[INFORMATION SHOWN Boundary: Start]

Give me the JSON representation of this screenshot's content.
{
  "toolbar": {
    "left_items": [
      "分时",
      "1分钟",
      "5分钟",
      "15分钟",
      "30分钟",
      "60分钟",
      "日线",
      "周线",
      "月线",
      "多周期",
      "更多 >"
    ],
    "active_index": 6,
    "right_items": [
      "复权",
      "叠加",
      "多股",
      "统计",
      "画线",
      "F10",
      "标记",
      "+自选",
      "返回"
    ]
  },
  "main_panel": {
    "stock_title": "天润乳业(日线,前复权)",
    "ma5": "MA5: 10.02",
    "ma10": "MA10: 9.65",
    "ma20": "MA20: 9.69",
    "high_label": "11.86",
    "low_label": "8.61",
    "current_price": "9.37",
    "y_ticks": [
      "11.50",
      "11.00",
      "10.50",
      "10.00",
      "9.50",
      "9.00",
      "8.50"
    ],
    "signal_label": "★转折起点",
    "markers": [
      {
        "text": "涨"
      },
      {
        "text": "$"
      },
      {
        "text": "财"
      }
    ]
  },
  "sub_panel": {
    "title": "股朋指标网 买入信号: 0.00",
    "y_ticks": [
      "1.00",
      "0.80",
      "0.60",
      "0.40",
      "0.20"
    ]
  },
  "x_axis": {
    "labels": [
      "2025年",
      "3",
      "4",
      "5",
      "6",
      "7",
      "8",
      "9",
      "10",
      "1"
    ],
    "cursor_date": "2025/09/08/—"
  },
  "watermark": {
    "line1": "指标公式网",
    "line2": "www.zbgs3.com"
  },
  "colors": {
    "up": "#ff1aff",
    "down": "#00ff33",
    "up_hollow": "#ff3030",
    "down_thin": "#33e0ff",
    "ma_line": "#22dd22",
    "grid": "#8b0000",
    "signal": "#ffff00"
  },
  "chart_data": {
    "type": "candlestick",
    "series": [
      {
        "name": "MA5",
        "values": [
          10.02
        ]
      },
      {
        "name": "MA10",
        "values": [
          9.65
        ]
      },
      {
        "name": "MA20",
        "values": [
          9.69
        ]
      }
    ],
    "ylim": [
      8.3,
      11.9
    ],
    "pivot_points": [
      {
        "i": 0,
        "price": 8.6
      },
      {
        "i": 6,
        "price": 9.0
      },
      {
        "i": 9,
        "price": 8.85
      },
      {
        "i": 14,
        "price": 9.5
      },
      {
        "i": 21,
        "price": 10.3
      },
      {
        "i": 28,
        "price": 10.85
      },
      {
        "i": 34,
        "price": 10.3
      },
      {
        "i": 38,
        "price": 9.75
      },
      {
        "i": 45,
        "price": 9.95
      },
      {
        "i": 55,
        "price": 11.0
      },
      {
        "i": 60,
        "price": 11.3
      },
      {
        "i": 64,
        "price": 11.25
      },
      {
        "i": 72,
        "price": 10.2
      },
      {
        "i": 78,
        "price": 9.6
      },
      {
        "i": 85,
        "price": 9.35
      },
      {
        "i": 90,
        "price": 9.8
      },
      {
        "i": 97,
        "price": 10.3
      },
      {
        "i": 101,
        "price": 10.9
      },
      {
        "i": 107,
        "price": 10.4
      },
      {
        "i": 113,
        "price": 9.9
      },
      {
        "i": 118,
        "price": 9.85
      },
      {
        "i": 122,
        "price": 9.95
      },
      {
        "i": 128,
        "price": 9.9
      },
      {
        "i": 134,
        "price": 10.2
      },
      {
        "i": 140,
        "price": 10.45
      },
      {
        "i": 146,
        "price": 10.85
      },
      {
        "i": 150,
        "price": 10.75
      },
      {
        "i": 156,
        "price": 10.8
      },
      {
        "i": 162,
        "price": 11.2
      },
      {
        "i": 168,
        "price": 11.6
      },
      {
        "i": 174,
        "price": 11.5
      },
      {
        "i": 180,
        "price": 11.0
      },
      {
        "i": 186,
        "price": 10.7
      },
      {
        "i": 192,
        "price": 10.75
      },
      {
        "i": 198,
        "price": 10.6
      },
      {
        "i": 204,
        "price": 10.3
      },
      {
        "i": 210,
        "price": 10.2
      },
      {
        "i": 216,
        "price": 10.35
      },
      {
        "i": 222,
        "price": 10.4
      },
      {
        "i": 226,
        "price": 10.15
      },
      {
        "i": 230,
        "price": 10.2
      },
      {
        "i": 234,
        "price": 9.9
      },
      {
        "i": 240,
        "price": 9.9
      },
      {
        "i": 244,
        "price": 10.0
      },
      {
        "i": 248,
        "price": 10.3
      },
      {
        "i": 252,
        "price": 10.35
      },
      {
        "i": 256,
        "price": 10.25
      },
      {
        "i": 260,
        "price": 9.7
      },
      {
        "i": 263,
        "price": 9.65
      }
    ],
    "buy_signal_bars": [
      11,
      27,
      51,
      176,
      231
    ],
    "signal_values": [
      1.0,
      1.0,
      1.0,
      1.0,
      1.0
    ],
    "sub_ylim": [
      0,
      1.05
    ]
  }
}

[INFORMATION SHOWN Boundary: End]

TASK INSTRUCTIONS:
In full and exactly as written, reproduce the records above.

EXPECTED ANSWER:
Give me the JSON representation of this screenshot's content.
{
  "toolbar": {
    "left_items": [
      "分时",
      "1分钟",
      "5分钟",
      "15分钟",
      "30分钟",
      "60分钟",
      "日线",
      "周线",
      "月线",
      "多周期",
      "更多 >"
    ],
    "active_index": 6,
    "right_items": [
      "复权",
      "叠加",
      "多股",
      "统计",
      "画线",
      "F10",
      "标记",
      "+自选",
      "返回"
    ]
  },
  "main_panel": {
    "stock_title": "天润乳业(日线,前复权)",
    "ma5": "MA5: 10.02",
    "ma10": "MA10: 9.65",
    "ma20": "MA20: 9.69",
    "high_label": "11.86",
    "low_label": "8.61",
    "current_price": "9.37",
    "y_ticks": [
      "11.50",
      "11.00",
      "10.50",
      "10.00",
      "9.50",
      "9.00",
      "8.50"
    ],
    "signal_label": "★转折起点",
    "markers": [
      {
        "text": "涨"
      },
      {
        "text": "$"
      },
      {
        "text": "财"
      }
    ]
  },
  "sub_panel": {
    "title": "股朋指标网 买入信号: 0.00",
    "y_ticks": [
      "1.00",
      "0.80",
      "0.60",
      "0.40",
      "0.20"
    ]
  },
  "x_axis": {
    "labels": [
      "2025年",
      "3",
      "4",
      "5",
      "6",
      "7",
      "8",
      "9",
      "10",
      "1"
    ],
    "cursor_date": "2025/09/08/—"
  },
  "watermark": {
    "line1": "指标公式网",
    "line2": "www.zbgs3.com"
  },
  "colors": {
    "up": "#ff1aff",
    "down": "#00ff33",
    "up_hollow": "#ff3030",
    "down_thin": "#33e0ff",
    "ma_line": "#22dd22",
    "grid": "#8b0000",
    "signal": "#ffff00"
  },
  "chart_data": {
    "type": "candlestick",
    "series": [
      {
        "name": "MA5",
        "values": [
          10.02
        ]
      },
      {
        "name": "MA10",
        "values": [
          9.65
        ]
      },
      {
        "name": "MA20",
        "values": [
          9.69
        ]
      }
    ],
    "ylim": [
      8.3,
      11.9
    ],
    "pivot_points": [
      {
        "i": 0,
        "price": 8.6
      },
      {
        "i": 6,
        "price": 9.0
      },
      {
        "i": 9,
        "price": 8.85
      },
      {
        "i": 14,
        "price": 9.5
      },
      {
        "i": 21,
        "price": 10.3
      },
      {
        "i": 28,
        "price": 10.85
      },
      {
        "i": 34,
        "price": 10.3
      },
      {
        "i": 38,
        "price": 9.75
      },
      {
        "i": 45,
        "price": 9.95
      },
      {
        "i": 55,
        "price": 11.0
      },
      {
        "i": 60,
        "price": 11.3
      },
      {
        "i": 64,
        "price": 11.25
      },
      {
        "i": 72,
        "price": 10.2
      },
      {
        "i": 78,
        "price": 9.6
      },
      {
        "i": 85,
        "price": 9.35
      },
      {
        "i": 90,
        "price": 9.8
      },
      {
        "i": 97,
        "price": 10.3
      },
      {
        "i": 101,
        "price": 10.9
      },
      {
        "i": 107,
        "price": 10.4
      },
      {
        "i": 113,
        "price": 9.9
      },
      {
        "i": 118,
        "price": 9.85
      },
      {
        "i": 122,
        "price": 9.95
      },
      {
        "i": 128,
        "price": 9.9
      },
      {
        "i": 134,
        "price": 10.2
      },
      {
        "i": 140,
        "price": 10.45
      },
      {
        "i": 146,
        "price": 10.85
      },
      {
        "i": 150,
        "price": 10.75
      },
      {
        "i": 156,
        "price": 10.8
      },
      {
        "i": 162,
        "price": 11.2
      },
      {
        "i": 168,
        "price": 11.6
      },
      {
        "i": 174,
        "price": 11.5
      },
      {
        "i": 180,
        "price": 11.0
      },
      {
        "i": 186,
        "price": 10.7
      },
      {
        "i": 192,
        "price": 10.75
      },
      {
        "i": 198,
        "price": 10.6
      },
      {
        "i": 204,
        "price": 10.3
      },
      {
        "i": 210,
        "price": 10.2
      },
      {
        "i": 216,
        "price": 10.35
      },
      {
        "i": 222,
        "price": 10.4
      },
      {
        "i": 226,
        "price": 10.15
      },
      {
        "i": 230,
        "price": 10.2
      },
      {
        "i": 234,
        "price": 9.9
      },
      {
        "i": 240,
        "price": 9.9
      },
      {
        "i": 244,
        "price": 10.0
      },
      {
        "i": 248,
        "price": 10.3
      },
      {
        "i": 252,
        "price": 10.35
      },
      {
        "i": 256,
        "price": 10.25
      },
      {
        "i": 260,
        "price": 9.7
      },
      {
        "i": 263,
        "price": 9.65
      }
    ],
    "buy_signal_bars": [
      11,
      27,
      51,
      176,
      231
    ],
    "signal_values": [
      1.0,
      1.0,
      1.0,
      1.0,
      1.0
    ],
    "sub_ylim": [
      0,
      1.05
    ]
  }
}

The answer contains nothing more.